His first return visit to his native country soon afterwards showed to all the world the new Pope's power. Communist police disappeared from the main streets of Warsaw, yet the streets became models of order. After decades of disempowerment, Poles suddenly regained their capacity for self-determination. In saying aloud that "there can be no just Europe without an independent Poland on its map," the Pope effectively swept away the unjust postwar settlement that had subjugated Poland to Soviet power.

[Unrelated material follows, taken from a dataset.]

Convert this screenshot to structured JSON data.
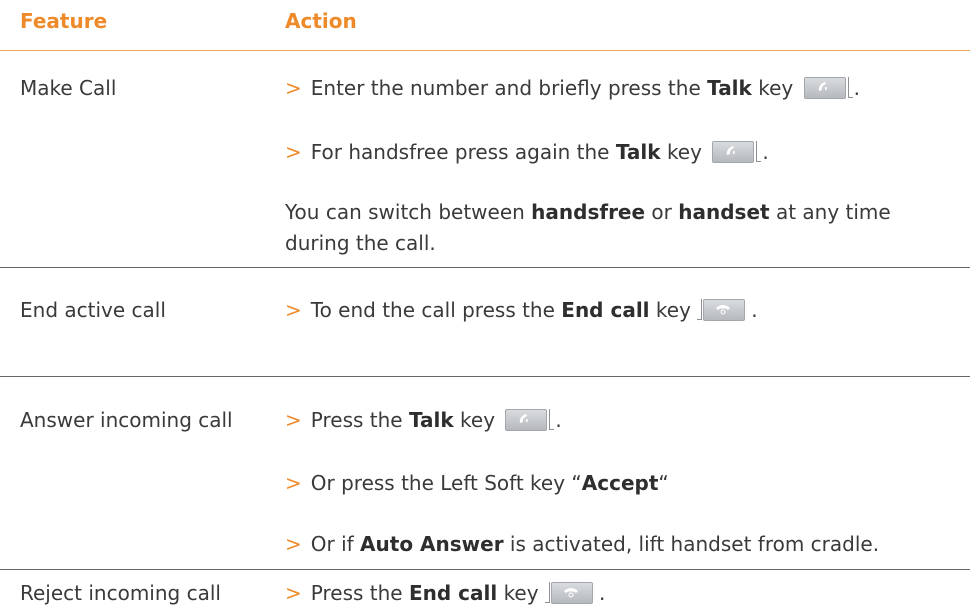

Then, in Auschwitz, the Pope said: "I speak in the name of everyone whose rights go unrecognized and violated anywhere in the world, I speak because I am bound, we are all bound, by truth." On that spot, that Golgotha of modern times, he called the Poles, who remembered dear ones gassed to death in Auschwitz's crematoria as well as those frozen into glass in Siberia's concentration camps, to a brotherhood devoted to struggle against even justified hatred and revenge.
Some see in the Pope the person responsible for a religious revival; others see a man of peace. Some see a defender of the poor, others a critic of liberation theology. For the people of Poland, John Paul II, by making human rights the central subject of his teaching, will forever be the man who gave us courage and hope, who restored our historical identity.